BRIEF:
Every line in the data below that has the word "drinkers" should be returned.

TASK INPUT:
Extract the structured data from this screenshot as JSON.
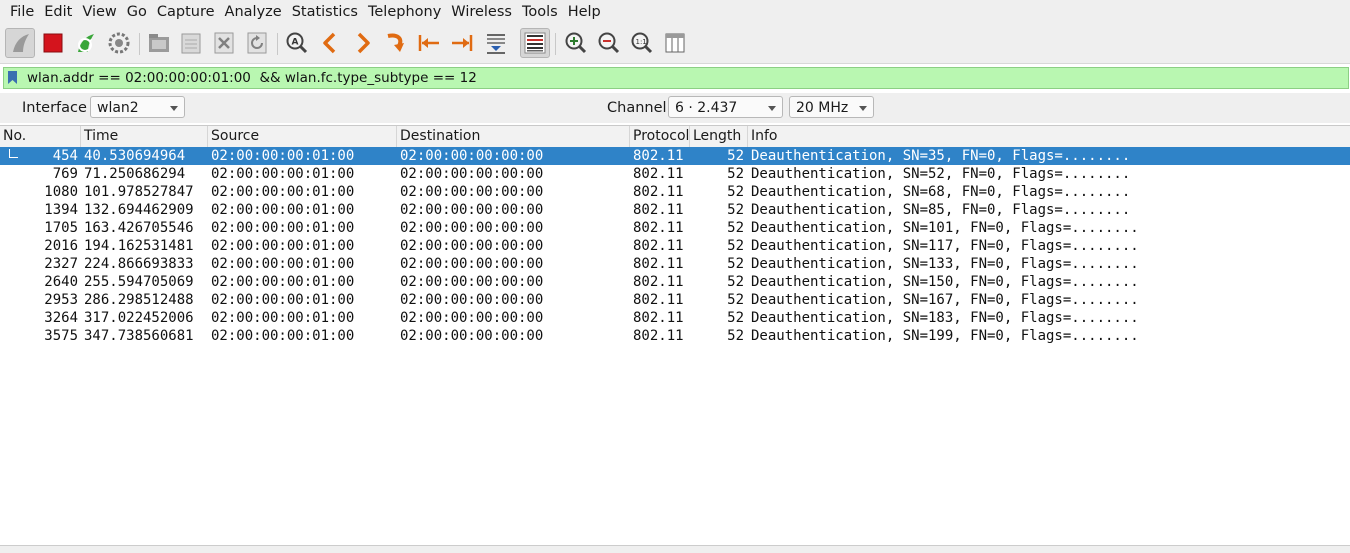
{
  "menubar": {
    "items": [
      "File",
      "Edit",
      "View",
      "Go",
      "Capture",
      "Analyze",
      "Statistics",
      "Telephony",
      "Wireless",
      "Tools",
      "Help"
    ]
  },
  "toolbar": {
    "buttons": [
      "start-capture-icon",
      "stop-capture-icon",
      "restart-capture-icon",
      "capture-options-icon",
      "open-file-icon",
      "save-file-icon",
      "close-file-icon",
      "reload-file-icon",
      "find-packet-icon",
      "go-back-icon",
      "go-forward-icon",
      "go-to-packet-icon",
      "first-packet-icon",
      "last-packet-icon",
      "auto-scroll-icon",
      "colorize-icon",
      "zoom-in-icon",
      "zoom-out-icon",
      "normal-size-icon",
      "resize-columns-icon"
    ]
  },
  "filter": {
    "text": "wlan.addr == 02:00:00:00:01:00  && wlan.fc.type_subtype == 12",
    "bg_color": "#b9f7b1"
  },
  "interface_bar": {
    "interface_label": "Interface",
    "interface_value": "wlan2",
    "channel_label": "Channel",
    "channel_value": "6 · 2.437",
    "width_value": "20 MHz"
  },
  "packet_list": {
    "columns": [
      "No.",
      "Time",
      "Source",
      "Destination",
      "Protocol",
      "Length",
      "Info"
    ],
    "rows": [
      {
        "no": "454",
        "time": "40.530694964",
        "source": "02:00:00:00:01:00",
        "destination": "02:00:00:00:00:00",
        "protocol": "802.11",
        "length": "52",
        "info": "Deauthentication, SN=35, FN=0, Flags=........"
      },
      {
        "no": "769",
        "time": "71.250686294",
        "source": "02:00:00:00:01:00",
        "destination": "02:00:00:00:00:00",
        "protocol": "802.11",
        "length": "52",
        "info": "Deauthentication, SN=52, FN=0, Flags=........"
      },
      {
        "no": "1080",
        "time": "101.978527847",
        "source": "02:00:00:00:01:00",
        "destination": "02:00:00:00:00:00",
        "protocol": "802.11",
        "length": "52",
        "info": "Deauthentication, SN=68, FN=0, Flags=........"
      },
      {
        "no": "1394",
        "time": "132.694462909",
        "source": "02:00:00:00:01:00",
        "destination": "02:00:00:00:00:00",
        "protocol": "802.11",
        "length": "52",
        "info": "Deauthentication, SN=85, FN=0, Flags=........"
      },
      {
        "no": "1705",
        "time": "163.426705546",
        "source": "02:00:00:00:01:00",
        "destination": "02:00:00:00:00:00",
        "protocol": "802.11",
        "length": "52",
        "info": "Deauthentication, SN=101, FN=0, Flags=........"
      },
      {
        "no": "2016",
        "time": "194.162531481",
        "source": "02:00:00:00:01:00",
        "destination": "02:00:00:00:00:00",
        "protocol": "802.11",
        "length": "52",
        "info": "Deauthentication, SN=117, FN=0, Flags=........"
      },
      {
        "no": "2327",
        "time": "224.866693833",
        "source": "02:00:00:00:01:00",
        "destination": "02:00:00:00:00:00",
        "protocol": "802.11",
        "length": "52",
        "info": "Deauthentication, SN=133, FN=0, Flags=........"
      },
      {
        "no": "2640",
        "time": "255.594705069",
        "source": "02:00:00:00:01:00",
        "destination": "02:00:00:00:00:00",
        "protocol": "802.11",
        "length": "52",
        "info": "Deauthentication, SN=150, FN=0, Flags=........"
      },
      {
        "no": "2953",
        "time": "286.298512488",
        "source": "02:00:00:00:01:00",
        "destination": "02:00:00:00:00:00",
        "protocol": "802.11",
        "length": "52",
        "info": "Deauthentication, SN=167, FN=0, Flags=........"
      },
      {
        "no": "3264",
        "time": "317.022452006",
        "source": "02:00:00:00:01:00",
        "destination": "02:00:00:00:00:00",
        "protocol": "802.11",
        "length": "52",
        "info": "Deauthentication, SN=183, FN=0, Flags=........"
      },
      {
        "no": "3575",
        "time": "347.738560681",
        "source": "02:00:00:00:01:00",
        "destination": "02:00:00:00:00:00",
        "protocol": "802.11",
        "length": "52",
        "info": "Deauthentication, SN=199, FN=0, Flags=........"
      }
    ],
    "selected_color": "#2f83c8"
  }
}
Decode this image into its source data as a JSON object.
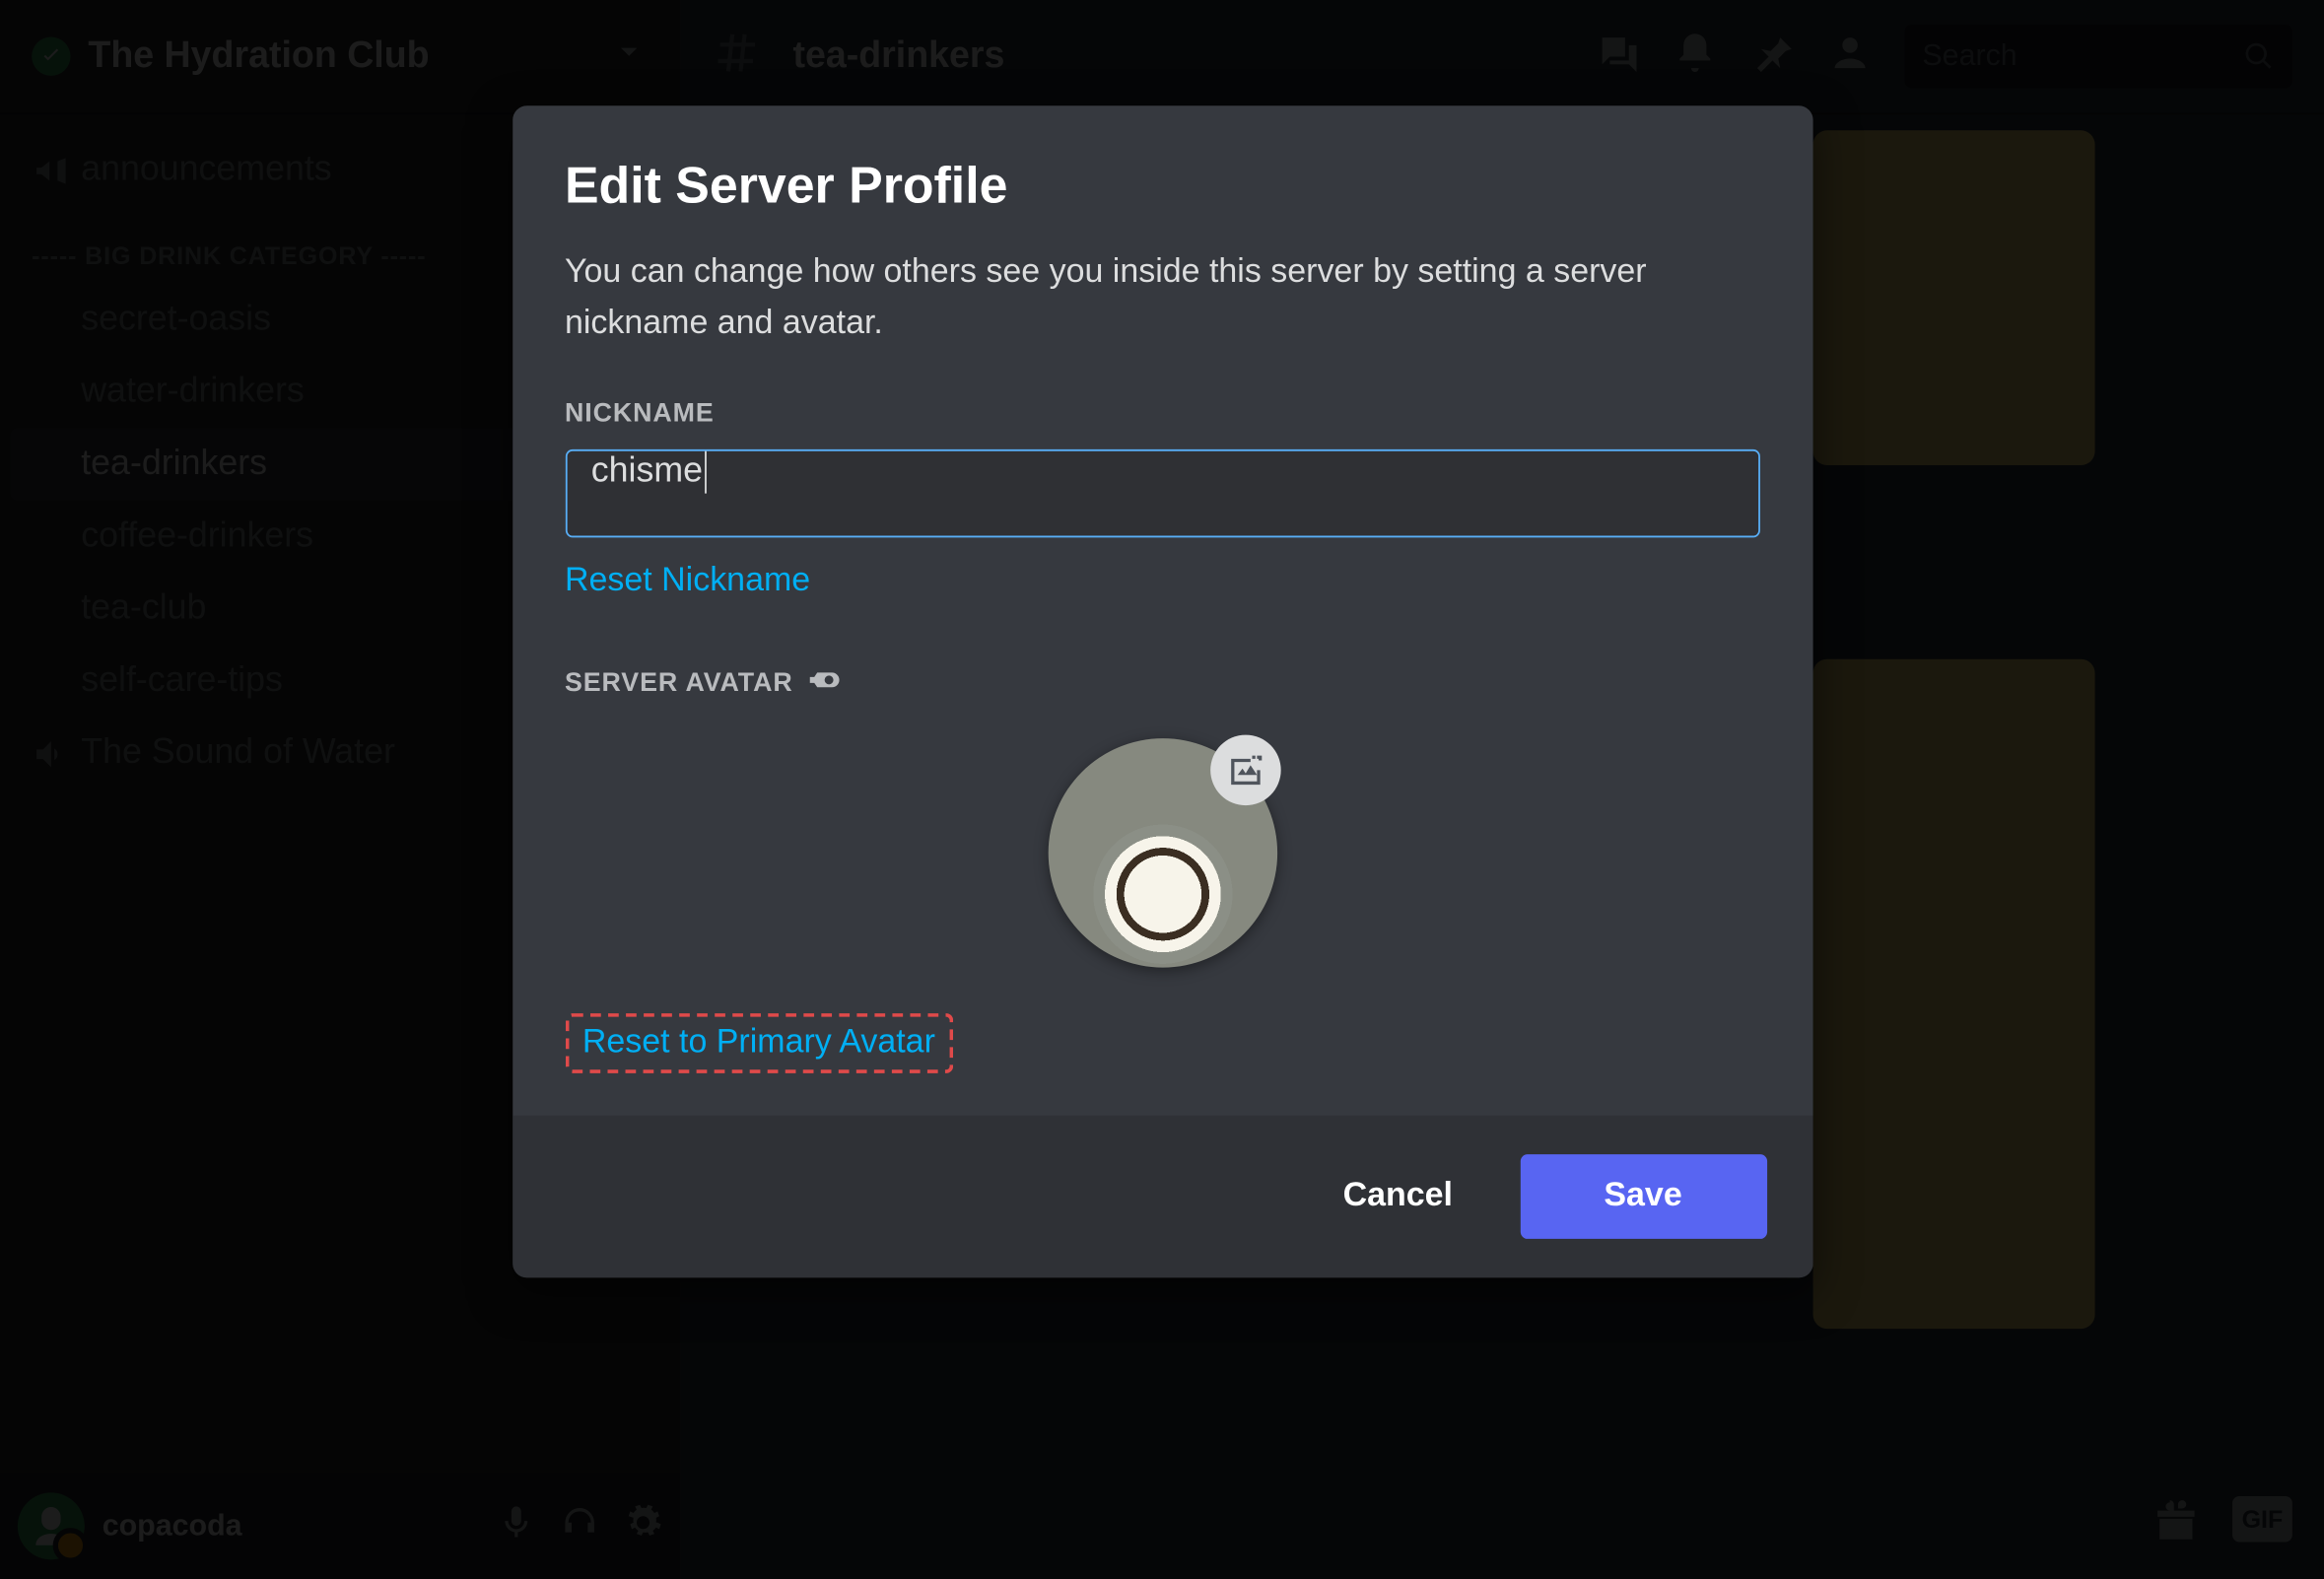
{
  "server": {
    "name": "The Hydration Club"
  },
  "sidebar": {
    "announce": "announcements",
    "category": "----- BIG DRINK CATEGORY -----",
    "channels": [
      "secret-oasis",
      "water-drinkers",
      "tea-drinkers",
      "coffee-drinkers",
      "tea-club",
      "self-care-tips",
      "The Sound of Water"
    ]
  },
  "user": {
    "name": "copacoda"
  },
  "topbar": {
    "channel": "tea-drinkers",
    "search_placeholder": "Search"
  },
  "gif_label": "GIF",
  "modal": {
    "title": "Edit Server Profile",
    "desc": "You can change how others see you inside this server by setting a server nickname and avatar.",
    "nickname_label": "NICKNAME",
    "nickname_value": "chisme",
    "reset_nickname": "Reset Nickname",
    "avatar_label": "SERVER AVATAR",
    "reset_avatar": "Reset to Primary Avatar",
    "cancel": "Cancel",
    "save": "Save"
  }
}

REPLY TO THE EXERCISE:
      "water-drinkers",
      "tea-drinkers",
      "coffee-drinkers",
    "channel": "tea-drinkers",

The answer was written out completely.